▶ Problem description
Wherever a line below holds the word "Output", copy that line.

▶ Material to process
▬▬▬▬▬▬▬▬▬▬

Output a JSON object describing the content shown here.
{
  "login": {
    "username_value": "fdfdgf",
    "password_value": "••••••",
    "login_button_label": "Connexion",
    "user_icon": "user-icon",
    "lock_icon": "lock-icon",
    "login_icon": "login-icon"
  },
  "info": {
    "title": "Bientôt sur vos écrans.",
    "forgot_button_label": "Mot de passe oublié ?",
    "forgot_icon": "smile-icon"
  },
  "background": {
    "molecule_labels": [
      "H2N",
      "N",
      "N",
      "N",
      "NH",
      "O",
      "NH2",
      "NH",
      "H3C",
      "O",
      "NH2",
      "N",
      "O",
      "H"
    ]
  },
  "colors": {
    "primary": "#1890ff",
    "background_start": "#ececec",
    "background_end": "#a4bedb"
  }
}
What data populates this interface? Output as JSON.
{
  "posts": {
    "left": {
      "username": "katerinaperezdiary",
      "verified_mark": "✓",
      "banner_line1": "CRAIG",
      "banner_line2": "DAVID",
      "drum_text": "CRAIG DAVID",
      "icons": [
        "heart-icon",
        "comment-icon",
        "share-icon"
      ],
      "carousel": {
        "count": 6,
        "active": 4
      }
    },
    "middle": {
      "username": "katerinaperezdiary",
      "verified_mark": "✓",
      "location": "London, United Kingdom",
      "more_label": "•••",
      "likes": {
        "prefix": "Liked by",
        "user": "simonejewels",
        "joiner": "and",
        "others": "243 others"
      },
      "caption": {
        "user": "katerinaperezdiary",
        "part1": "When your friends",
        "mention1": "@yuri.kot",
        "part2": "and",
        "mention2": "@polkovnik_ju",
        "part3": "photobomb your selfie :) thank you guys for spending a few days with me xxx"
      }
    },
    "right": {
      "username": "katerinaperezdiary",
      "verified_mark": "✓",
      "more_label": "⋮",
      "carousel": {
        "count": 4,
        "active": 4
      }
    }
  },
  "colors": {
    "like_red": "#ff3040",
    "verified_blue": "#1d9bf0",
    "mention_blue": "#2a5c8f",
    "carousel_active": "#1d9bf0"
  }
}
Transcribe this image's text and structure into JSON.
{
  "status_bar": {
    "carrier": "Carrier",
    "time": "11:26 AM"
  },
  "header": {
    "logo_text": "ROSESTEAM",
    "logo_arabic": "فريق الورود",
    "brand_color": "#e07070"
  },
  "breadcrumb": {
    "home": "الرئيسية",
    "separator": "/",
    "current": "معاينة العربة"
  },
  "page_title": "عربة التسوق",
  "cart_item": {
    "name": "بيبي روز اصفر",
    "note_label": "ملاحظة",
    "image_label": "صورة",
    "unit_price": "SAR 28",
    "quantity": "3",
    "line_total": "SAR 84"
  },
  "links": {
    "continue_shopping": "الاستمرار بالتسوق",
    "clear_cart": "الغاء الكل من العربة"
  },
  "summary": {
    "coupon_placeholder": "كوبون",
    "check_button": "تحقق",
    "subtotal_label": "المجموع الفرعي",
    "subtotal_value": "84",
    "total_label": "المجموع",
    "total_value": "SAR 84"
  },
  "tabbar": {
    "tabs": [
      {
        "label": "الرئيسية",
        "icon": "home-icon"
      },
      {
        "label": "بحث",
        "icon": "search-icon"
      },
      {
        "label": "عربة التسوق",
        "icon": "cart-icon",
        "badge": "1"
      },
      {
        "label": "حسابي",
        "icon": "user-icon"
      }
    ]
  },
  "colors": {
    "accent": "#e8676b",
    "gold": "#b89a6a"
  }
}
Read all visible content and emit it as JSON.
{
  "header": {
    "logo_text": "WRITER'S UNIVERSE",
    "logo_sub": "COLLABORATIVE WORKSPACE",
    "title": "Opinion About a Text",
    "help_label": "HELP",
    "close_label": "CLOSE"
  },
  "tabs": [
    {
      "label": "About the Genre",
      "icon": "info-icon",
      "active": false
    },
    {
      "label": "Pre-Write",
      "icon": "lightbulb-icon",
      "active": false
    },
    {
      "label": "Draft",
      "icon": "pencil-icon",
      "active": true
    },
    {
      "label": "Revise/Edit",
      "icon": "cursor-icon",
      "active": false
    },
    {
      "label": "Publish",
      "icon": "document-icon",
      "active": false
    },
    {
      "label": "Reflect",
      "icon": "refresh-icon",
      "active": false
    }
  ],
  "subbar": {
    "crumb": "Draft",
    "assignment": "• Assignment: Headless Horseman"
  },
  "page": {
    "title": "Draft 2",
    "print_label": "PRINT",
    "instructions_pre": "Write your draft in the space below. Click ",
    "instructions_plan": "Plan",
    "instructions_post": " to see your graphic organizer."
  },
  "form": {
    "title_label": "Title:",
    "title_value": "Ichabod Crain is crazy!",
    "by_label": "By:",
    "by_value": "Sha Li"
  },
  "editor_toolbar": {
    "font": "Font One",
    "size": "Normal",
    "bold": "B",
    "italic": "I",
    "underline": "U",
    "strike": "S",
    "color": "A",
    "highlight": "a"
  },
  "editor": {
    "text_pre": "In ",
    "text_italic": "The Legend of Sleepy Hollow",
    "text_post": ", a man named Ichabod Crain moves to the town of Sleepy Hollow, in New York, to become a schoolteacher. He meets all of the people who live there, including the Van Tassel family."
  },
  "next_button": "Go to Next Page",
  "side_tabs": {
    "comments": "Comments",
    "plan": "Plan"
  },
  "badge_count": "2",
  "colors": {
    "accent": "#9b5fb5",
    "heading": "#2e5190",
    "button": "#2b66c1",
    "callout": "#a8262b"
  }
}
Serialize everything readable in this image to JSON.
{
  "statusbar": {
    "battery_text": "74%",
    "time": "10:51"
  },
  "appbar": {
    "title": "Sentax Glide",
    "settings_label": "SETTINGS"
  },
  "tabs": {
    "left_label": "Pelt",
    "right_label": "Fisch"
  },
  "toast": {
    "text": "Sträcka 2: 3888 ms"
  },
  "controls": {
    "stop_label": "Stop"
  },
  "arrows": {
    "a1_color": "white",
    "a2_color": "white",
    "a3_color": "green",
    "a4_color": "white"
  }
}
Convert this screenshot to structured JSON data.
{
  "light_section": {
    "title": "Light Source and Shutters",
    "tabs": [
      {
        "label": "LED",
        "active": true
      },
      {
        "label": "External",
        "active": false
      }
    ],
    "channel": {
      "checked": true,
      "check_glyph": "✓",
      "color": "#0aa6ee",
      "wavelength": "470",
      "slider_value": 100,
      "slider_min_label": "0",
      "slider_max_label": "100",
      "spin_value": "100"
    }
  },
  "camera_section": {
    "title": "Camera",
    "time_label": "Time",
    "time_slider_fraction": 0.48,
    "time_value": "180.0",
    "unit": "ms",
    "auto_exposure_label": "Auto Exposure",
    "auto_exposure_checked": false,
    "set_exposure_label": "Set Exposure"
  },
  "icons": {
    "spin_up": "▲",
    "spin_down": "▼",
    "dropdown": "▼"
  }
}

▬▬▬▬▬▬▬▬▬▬

▶ Answer
Output a JSON object describing the content shown here.
What data populates this interface? Output as JSON.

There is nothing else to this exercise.